• Exercise instructions: Copy each line of the material beneath that holds the word "title".

• Raw data:
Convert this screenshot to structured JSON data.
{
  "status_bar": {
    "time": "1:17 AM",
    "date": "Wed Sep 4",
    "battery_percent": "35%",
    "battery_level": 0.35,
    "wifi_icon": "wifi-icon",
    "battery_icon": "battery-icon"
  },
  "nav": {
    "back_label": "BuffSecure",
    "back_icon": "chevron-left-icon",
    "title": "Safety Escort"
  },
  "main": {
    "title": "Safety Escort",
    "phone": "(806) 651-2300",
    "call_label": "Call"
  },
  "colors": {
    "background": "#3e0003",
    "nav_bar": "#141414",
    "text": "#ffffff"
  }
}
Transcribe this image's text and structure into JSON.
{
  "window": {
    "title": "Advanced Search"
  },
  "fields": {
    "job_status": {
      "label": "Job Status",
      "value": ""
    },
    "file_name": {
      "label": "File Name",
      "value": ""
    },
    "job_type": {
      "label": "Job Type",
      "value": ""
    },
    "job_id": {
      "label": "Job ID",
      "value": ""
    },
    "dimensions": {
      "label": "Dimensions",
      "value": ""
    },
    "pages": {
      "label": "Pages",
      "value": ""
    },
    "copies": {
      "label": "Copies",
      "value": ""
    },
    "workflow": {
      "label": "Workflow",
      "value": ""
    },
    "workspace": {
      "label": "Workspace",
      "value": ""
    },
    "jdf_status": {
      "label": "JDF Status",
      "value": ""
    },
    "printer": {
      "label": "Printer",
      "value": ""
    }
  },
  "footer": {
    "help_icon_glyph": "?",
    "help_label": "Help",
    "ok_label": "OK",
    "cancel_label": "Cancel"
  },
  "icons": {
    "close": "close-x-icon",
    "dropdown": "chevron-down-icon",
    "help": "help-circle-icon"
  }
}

• Result of this task:
    "title": "Safety Escort"
    "title": "Safety Escort",
    "title": "Advanced Search"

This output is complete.